Jordan was the sixth pick overall in the 1963 NFL draft. The Dallas Cowboys offered Jordan a signing bonus of $17,500 and a new automobile to lure him away from the Boston Patriots of the recently formed American Football League. From 1963 to 1976, Jordan was a key member of the famed "Doomsday Defense" of the Dallas Cowboys, setting a team record of 1,236 career tackles and 154 consecutive starts. He played on teams that won five conference championships, eight divisional championships, and one Super Bowl, a 24-3 win over the Miami Dolphins in Super Bowl VI. Jordan earned All-Pro honors twice and selection to five Pro-Bowl teams. He became the seventh Cowboy inducted into the Dallas Cowboys Ring of Honor in 1989.
Upon retiring in 1976, Jordan initially remained in Dallas, where he and his wife Biddie raised their three sons; the couple
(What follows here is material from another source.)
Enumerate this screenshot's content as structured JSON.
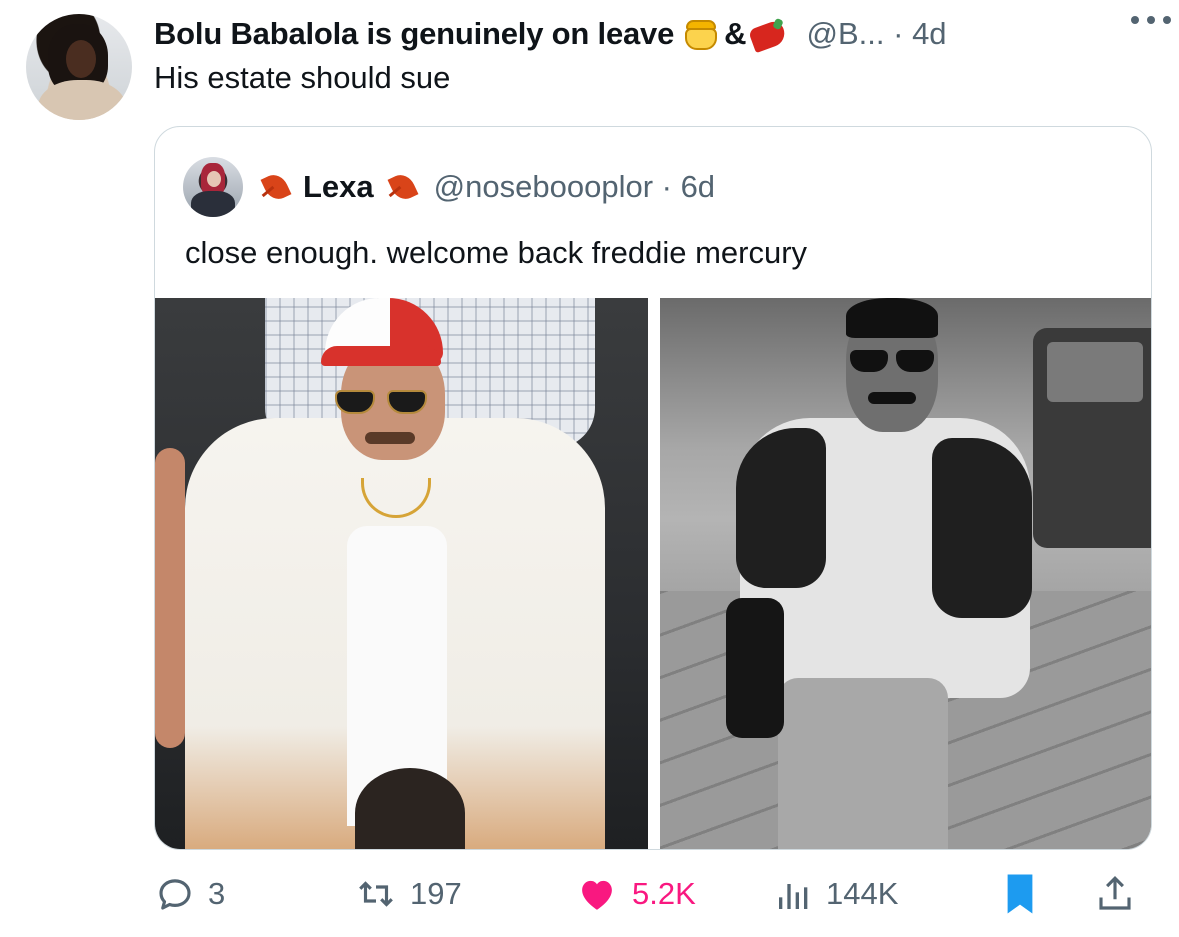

was married in 1964. Jordan operates several businesses in the Dallas area, including the Lee Roy Jordan Lumber Company. He
currently resides in Baldwin County near Point Clear, Alabama. He was inducted into the Alabama Sports Hall of Fame in 1980 and the College Football Hall of Fame in 1983.
Scott, Richard. Legends of Alabama Football. Champaign, Ill.: Sports Publishing, 2004.
Taylor, Jean-Jacques. Game of My Life: Dallas Cowboys. Champaign, Ill.: Sports Publishing, 2006.
Herbert J. "Jim" Lewis
Published January 12, 2009
Last updated August 9, 2013